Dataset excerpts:
▼▼▼
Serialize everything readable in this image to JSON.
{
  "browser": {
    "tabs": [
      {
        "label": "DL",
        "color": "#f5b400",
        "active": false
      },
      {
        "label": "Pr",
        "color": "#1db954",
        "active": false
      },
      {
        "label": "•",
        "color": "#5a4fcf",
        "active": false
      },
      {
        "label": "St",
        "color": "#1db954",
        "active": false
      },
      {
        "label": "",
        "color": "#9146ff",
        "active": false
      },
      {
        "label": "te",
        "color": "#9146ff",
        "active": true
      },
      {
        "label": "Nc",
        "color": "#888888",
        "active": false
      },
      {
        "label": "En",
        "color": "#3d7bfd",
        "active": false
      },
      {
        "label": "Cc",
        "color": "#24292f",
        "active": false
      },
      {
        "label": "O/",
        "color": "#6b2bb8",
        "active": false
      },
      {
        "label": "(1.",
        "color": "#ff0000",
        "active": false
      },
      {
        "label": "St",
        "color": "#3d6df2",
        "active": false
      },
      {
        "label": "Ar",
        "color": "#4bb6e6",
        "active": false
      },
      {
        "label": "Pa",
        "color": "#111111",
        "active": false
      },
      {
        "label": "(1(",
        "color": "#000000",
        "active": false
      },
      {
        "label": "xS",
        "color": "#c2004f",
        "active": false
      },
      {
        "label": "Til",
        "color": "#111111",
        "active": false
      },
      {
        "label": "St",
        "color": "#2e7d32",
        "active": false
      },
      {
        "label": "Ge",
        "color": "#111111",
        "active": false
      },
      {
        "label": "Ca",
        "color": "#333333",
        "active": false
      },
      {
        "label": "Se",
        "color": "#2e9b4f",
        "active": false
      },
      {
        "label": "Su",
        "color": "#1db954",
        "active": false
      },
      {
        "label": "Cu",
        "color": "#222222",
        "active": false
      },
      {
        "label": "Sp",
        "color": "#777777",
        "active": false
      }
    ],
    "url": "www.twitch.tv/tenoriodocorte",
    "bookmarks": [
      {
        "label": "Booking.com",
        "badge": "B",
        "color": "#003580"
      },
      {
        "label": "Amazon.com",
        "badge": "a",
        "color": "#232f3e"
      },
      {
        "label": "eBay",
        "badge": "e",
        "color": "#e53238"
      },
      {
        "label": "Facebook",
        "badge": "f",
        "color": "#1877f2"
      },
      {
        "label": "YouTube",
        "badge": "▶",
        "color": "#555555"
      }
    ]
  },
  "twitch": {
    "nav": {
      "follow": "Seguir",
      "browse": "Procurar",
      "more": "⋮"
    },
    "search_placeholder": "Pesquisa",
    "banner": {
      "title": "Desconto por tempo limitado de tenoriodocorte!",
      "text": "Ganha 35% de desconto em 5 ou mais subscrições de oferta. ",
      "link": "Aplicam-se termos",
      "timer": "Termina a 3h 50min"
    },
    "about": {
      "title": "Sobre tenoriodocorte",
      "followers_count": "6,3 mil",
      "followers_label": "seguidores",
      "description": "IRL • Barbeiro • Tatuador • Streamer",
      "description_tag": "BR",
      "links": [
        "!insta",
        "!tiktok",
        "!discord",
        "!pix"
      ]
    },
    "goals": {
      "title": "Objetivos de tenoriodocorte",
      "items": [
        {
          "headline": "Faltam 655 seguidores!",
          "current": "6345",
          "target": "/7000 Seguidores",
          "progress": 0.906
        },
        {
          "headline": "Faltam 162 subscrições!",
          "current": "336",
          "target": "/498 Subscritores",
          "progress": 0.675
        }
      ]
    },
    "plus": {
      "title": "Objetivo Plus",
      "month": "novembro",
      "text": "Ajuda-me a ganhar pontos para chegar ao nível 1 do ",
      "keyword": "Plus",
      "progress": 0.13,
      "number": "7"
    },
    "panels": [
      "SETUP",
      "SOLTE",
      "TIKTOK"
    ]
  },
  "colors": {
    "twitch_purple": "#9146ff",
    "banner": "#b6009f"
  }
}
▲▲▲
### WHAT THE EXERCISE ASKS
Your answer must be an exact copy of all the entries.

### ANSWER SPACE
Serialize everything readable in this image to JSON.
{
  "browser": {
    "tabs": [
      {
        "label": "DL",
        "color": "#f5b400",
        "active": false
      },
      {
        "label": "Pr",
        "color": "#1db954",
        "active": false
      },
      {
        "label": "•",
        "color": "#5a4fcf",
        "active": false
      },
      {
        "label": "St",
        "color": "#1db954",
        "active": false
      },
      {
        "label": "",
        "color": "#9146ff",
        "active": false
      },
      {
        "label": "te",
        "color": "#9146ff",
        "active": true
      },
      {
        "label": "Nc",
        "color": "#888888",
        "active": false
      },
      {
        "label": "En",
        "color": "#3d7bfd",
        "active": false
      },
      {
        "label": "Cc",
        "color": "#24292f",
        "active": false
      },
      {
        "label": "O/",
        "color": "#6b2bb8",
        "active": false
      },
      {
        "label": "(1.",
        "color": "#ff0000",
        "active": false
      },
      {
        "label": "St",
        "color": "#3d6df2",
        "active": false
      },
      {
        "label": "Ar",
        "color": "#4bb6e6",
        "active": false
      },
      {
        "label": "Pa",
        "color": "#111111",
        "active": false
      },
      {
        "label": "(1(",
        "color": "#000000",
        "active": false
      },
      {
        "label": "xS",
        "color": "#c2004f",
        "active": false
      },
      {
        "label": "Til",
        "color": "#111111",
        "active": false
      },
      {
        "label": "St",
        "color": "#2e7d32",
        "active": false
      },
      {
        "label": "Ge",
        "color": "#111111",
        "active": false
      },
      {
        "label": "Ca",
        "color": "#333333",
        "active": false
      },
      {
        "label": "Se",
        "color": "#2e9b4f",
        "active": false
      },
      {
        "label": "Su",
        "color": "#1db954",
        "active": false
      },
      {
        "label": "Cu",
        "color": "#222222",
        "active": false
      },
      {
        "label": "Sp",
        "color": "#777777",
        "active": false
      }
    ],
    "url": "www.twitch.tv/tenoriodocorte",
    "bookmarks": [
      {
        "label": "Booking.com",
        "badge": "B",
        "color": "#003580"
      },
      {
        "label": "Amazon.com",
        "badge": "a",
        "color": "#232f3e"
      },
      {
        "label": "eBay",
        "badge": "e",
        "color": "#e53238"
      },
      {
        "label": "Facebook",
        "badge": "f",
        "color": "#1877f2"
      },
      {
        "label": "YouTube",
        "badge": "▶",
        "color": "#555555"
      }
    ]
  },
  "twitch": {
    "nav": {
      "follow": "Seguir",
      "browse": "Procurar",
      "more": "⋮"
    },
    "search_placeholder": "Pesquisa",
    "banner": {
      "title": "Desconto por tempo limitado de tenoriodocorte!",
      "text": "Ganha 35% de desconto em 5 ou mais subscrições de oferta. ",
      "link": "Aplicam-se termos",
      "timer": "Termina a 3h 50min"
    },
    "about": {
      "title": "Sobre tenoriodocorte",
      "followers_count": "6,3 mil",
      "followers_label": "seguidores",
      "description": "IRL • Barbeiro • Tatuador • Streamer",
      "description_tag": "BR",
      "links": [
        "!insta",
        "!tiktok",
        "!discord",
        "!pix"
      ]
    },
    "goals": {
      "title": "Objetivos de tenoriodocorte",
      "items": [
        {
          "headline": "Faltam 655 seguidores!",
          "current": "6345",
          "target": "/7000 Seguidores",
          "progress": 0.906
        },
        {
          "headline": "Faltam 162 subscrições!",
          "current": "336",
          "target": "/498 Subscritores",
          "progress": 0.675
        }
      ]
    },
    "plus": {
      "title": "Objetivo Plus",
      "month": "novembro",
      "text": "Ajuda-me a ganhar pontos para chegar ao nível 1 do ",
      "keyword": "Plus",
      "progress": 0.13,
      "number": "7"
    },
    "panels": [
      "SETUP",
      "SOLTE",
      "TIKTOK"
    ]
  },
  "colors": {
    "twitch_purple": "#9146ff",
    "banner": "#b6009f"
  }
}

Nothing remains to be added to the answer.